Assume you are going to throw a punch with your rear arm (the one that’s further from the punching bag). When you swivel, keep your feet where they are, turn your upper body and allow your rear leg to twist with it. If you’re doing this right, your weight should shift onto your lead leg somewhat. (The spear-through-head is a good helping tool to get the form right, but leaning a bit forward when you do this is acceptable and later on you’ll discover it’s better). Imagine that your arm is just a stick attached to your torso, and the torso is the only thing driving the arm into the target.
Another way to practice this is by getting yourself a stick, like a broomstick, and holding it behind your head with your arms resting on it (like a scarecrow). Try that while doing the swivel. You’ll notice that a large part of your body is moving in sync. That’s the desired effect: You’re turning your body (and its weight) at the same time, swiveling it in the direction in which you’re going to throw the punch. It’s important that the torso, shoulders and rear leg move in sync to channel the weight correctly.
If you find this is still hard to grasp, try imagining that there’s a large bag of cheese (heavy cheese, massive, macho cheese) right behind you on your right, and you’re going to pick it up (keeping your feet in boxing stance), bring it around your front and put it back down on your left side. The weight of the bag would force you to sync your movements in order to maintain balance.
The entire concept of throwing a knock out punch is pretty well portrayed in the video below. Note how his upper body seems to swivel (rather than bend or stay still) in sync with the footwork, driving the arm forward like an arm drives a pool cue.
When you feel you’ve got a grip on the motion itself, move onto a punching bag. When you do the swiveling movement to throw the punch, start by pushing with your rear leg. Kind of thrusting with it to jump start the swiveling motion of your body.
The Wet Towel Snap
This is a bit of an addition, but an important one. I have no special name for it, so I’ll call it the ‘wet towel snap’. You know that nasty trick from childhood when somebody wet a towel, twisted it up and used as a whip? You throw the towel forwards (it’s heavy, as its soaked in water) and right before it hits something, you immediately pull back and the end of the towel will ’snap hit’ what you were aiming for.
The relevance of the wet towel to punching: You’ve learned how your heavy body can channel a ‘momentum’ of weight into your arm. Now you want to use it like a wet towel and throw a punch where your channeled weight is ’snapped’ like a whip. This focuses the power to your fist and ergo makes a very sharp and heavy impact at the precise moment of contact. Knockout. Did you notice, in the video above, that when the person threw the punch his fist seemed to stop moving forward right after he hit the target?

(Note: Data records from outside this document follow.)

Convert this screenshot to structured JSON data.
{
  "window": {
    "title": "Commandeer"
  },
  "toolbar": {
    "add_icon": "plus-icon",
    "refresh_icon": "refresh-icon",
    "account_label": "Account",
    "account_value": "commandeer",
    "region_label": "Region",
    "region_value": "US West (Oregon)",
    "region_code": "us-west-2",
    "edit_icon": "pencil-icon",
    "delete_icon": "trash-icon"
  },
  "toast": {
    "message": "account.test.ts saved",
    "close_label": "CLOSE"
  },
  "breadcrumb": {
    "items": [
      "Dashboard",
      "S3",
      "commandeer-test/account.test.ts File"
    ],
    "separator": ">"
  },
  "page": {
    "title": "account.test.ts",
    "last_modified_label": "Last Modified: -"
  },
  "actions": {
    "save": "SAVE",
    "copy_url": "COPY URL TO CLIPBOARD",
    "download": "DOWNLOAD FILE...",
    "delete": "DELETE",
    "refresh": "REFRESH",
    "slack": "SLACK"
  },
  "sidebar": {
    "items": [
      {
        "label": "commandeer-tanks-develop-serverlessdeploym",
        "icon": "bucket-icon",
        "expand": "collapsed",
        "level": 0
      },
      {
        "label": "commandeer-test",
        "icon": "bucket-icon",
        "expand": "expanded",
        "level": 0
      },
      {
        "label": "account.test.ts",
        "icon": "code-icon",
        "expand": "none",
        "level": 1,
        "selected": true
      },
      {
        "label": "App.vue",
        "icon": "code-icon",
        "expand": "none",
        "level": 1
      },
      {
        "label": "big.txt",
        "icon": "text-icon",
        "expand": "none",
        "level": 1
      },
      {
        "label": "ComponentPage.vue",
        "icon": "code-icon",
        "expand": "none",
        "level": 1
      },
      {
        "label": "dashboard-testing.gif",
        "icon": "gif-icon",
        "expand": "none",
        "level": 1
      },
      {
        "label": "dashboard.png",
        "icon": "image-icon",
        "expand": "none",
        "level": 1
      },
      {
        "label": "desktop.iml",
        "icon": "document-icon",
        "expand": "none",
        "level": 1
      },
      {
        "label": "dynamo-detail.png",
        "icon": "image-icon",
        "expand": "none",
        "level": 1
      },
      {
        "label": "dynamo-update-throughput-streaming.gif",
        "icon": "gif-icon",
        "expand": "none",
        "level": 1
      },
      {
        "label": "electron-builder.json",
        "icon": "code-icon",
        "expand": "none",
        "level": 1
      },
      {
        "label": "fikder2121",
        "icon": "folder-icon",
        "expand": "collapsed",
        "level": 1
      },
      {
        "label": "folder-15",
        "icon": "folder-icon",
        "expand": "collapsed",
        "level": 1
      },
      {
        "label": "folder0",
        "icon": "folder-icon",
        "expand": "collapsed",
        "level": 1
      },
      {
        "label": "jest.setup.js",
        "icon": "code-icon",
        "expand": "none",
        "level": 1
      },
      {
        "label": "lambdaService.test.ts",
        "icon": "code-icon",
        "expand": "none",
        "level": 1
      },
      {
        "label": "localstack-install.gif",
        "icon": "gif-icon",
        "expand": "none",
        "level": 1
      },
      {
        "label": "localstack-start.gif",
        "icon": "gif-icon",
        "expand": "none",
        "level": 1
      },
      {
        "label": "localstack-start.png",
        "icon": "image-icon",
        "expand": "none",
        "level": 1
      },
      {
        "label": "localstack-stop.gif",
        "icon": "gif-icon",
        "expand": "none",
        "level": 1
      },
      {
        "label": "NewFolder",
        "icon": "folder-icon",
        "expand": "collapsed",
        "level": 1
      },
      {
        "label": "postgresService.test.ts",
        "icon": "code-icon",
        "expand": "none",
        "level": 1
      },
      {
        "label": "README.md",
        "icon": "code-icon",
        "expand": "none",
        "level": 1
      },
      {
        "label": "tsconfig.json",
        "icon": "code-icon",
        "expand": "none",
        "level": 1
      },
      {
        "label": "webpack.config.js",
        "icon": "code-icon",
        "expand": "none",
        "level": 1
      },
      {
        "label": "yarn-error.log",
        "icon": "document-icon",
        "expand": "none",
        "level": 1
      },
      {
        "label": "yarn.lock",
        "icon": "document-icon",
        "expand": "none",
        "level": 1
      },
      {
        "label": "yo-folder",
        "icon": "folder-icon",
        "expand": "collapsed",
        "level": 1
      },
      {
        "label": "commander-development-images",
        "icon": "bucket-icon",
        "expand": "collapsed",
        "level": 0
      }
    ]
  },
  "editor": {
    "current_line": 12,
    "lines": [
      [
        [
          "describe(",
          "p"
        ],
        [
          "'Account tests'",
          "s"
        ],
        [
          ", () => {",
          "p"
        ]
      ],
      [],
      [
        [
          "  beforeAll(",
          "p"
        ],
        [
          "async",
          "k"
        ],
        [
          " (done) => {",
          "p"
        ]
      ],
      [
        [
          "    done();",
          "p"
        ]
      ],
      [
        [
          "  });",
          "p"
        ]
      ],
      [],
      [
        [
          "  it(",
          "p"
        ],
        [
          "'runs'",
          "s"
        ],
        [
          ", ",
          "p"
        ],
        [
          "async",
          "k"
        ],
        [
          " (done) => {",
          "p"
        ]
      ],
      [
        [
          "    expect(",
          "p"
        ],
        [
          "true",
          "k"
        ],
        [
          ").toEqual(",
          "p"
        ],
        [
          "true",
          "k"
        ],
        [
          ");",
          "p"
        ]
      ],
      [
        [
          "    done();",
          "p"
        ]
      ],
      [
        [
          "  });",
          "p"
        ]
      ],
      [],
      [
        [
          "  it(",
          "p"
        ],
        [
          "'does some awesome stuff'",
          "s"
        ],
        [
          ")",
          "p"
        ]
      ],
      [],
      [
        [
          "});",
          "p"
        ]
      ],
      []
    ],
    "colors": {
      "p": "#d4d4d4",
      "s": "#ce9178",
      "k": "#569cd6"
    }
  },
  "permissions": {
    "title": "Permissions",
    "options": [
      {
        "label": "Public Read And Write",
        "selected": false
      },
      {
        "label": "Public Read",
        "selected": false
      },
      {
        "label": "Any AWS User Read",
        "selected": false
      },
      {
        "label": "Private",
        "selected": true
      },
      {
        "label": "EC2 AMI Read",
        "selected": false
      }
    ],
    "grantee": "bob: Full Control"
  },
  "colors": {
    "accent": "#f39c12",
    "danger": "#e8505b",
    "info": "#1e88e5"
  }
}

To get the whipping part right, imagine that your target is about three inches behind where it actually is. That’s the point of retraction, or in other words, you don’t want your arm to go much further than that. At that point, the impact will already have been delivered and you’ll simply start pushing. When you practice this on a punching bag, it might seem like not following through further will be less of an impact because the bag won’t swing as much. This is an illusion. Once you’ve got the whipping-technique down, you’ll be able to make the bag swing pretty much without any pushing. You’ll also hear an increasingly deeper (and scarier) thud as your ability to snap-focus the weight gets better.
About the Author
Hrafn Thorisson is the author of Think Artificial and studies artificial intelligence in Reykjavik, Iceland. He would like to make it known that he’s a very peaceful person who doesn’t go around beating people up.